§ Your objective: Copy each line of the records below that mentions the word "this".

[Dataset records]
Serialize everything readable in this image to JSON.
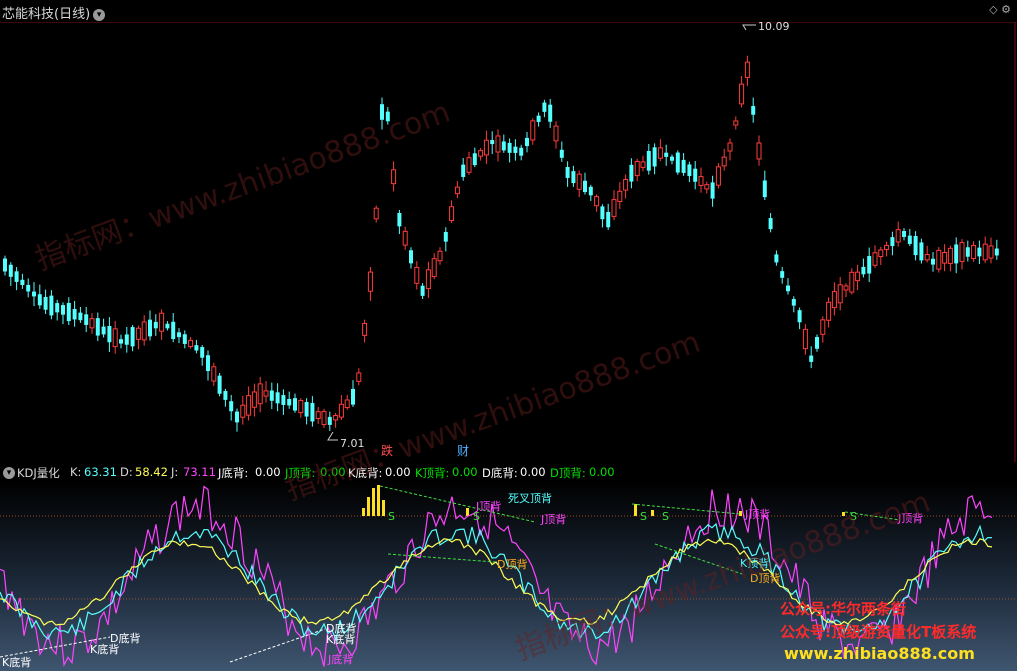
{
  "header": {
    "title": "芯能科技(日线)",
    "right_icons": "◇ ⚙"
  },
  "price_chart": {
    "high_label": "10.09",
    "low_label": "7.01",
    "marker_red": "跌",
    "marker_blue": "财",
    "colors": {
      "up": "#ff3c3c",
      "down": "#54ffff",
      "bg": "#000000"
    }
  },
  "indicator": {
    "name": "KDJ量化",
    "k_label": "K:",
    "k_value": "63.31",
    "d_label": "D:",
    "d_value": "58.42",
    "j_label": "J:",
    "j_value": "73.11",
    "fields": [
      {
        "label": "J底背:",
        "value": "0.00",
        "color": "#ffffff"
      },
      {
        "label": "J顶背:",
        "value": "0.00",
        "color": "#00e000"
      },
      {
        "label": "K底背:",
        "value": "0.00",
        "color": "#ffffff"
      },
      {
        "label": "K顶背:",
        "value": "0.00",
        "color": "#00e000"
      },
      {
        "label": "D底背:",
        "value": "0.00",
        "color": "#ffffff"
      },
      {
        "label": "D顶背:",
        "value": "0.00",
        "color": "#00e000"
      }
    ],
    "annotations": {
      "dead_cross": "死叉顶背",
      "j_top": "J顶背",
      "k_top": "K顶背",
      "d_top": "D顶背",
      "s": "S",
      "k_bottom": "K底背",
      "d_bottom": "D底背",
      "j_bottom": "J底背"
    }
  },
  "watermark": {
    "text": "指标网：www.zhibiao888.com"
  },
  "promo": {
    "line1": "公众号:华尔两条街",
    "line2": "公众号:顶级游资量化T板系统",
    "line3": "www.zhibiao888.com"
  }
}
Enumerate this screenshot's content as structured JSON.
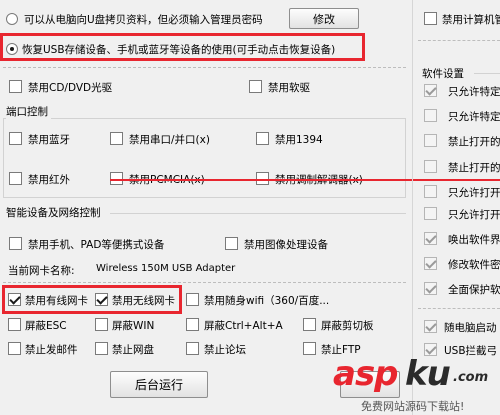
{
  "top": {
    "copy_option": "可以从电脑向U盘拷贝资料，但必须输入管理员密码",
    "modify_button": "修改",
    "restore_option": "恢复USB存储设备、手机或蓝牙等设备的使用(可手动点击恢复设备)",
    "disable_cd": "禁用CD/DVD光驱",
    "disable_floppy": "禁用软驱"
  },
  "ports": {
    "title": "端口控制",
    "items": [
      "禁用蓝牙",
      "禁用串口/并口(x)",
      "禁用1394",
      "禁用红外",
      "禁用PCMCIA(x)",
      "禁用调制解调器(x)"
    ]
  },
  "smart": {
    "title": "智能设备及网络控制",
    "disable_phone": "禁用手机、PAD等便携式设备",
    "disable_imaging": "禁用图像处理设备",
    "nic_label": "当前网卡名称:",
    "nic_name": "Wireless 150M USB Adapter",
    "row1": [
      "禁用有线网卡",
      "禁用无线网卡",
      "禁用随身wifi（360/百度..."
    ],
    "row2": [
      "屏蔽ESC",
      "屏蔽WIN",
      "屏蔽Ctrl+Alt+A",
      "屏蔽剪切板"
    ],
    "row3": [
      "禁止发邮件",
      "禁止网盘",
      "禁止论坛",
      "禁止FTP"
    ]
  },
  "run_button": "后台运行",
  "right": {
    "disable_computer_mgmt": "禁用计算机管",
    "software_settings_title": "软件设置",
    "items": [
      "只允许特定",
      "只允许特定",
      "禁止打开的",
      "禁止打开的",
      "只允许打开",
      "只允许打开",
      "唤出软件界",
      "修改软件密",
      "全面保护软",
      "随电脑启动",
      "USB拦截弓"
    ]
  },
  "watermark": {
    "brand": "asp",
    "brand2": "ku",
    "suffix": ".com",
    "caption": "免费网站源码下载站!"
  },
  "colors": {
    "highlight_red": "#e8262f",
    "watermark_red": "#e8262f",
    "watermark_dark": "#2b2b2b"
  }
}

§ Written response:
Serialize everything readable in this image to JSON.
Enumerate this screenshot's content as structured JSON.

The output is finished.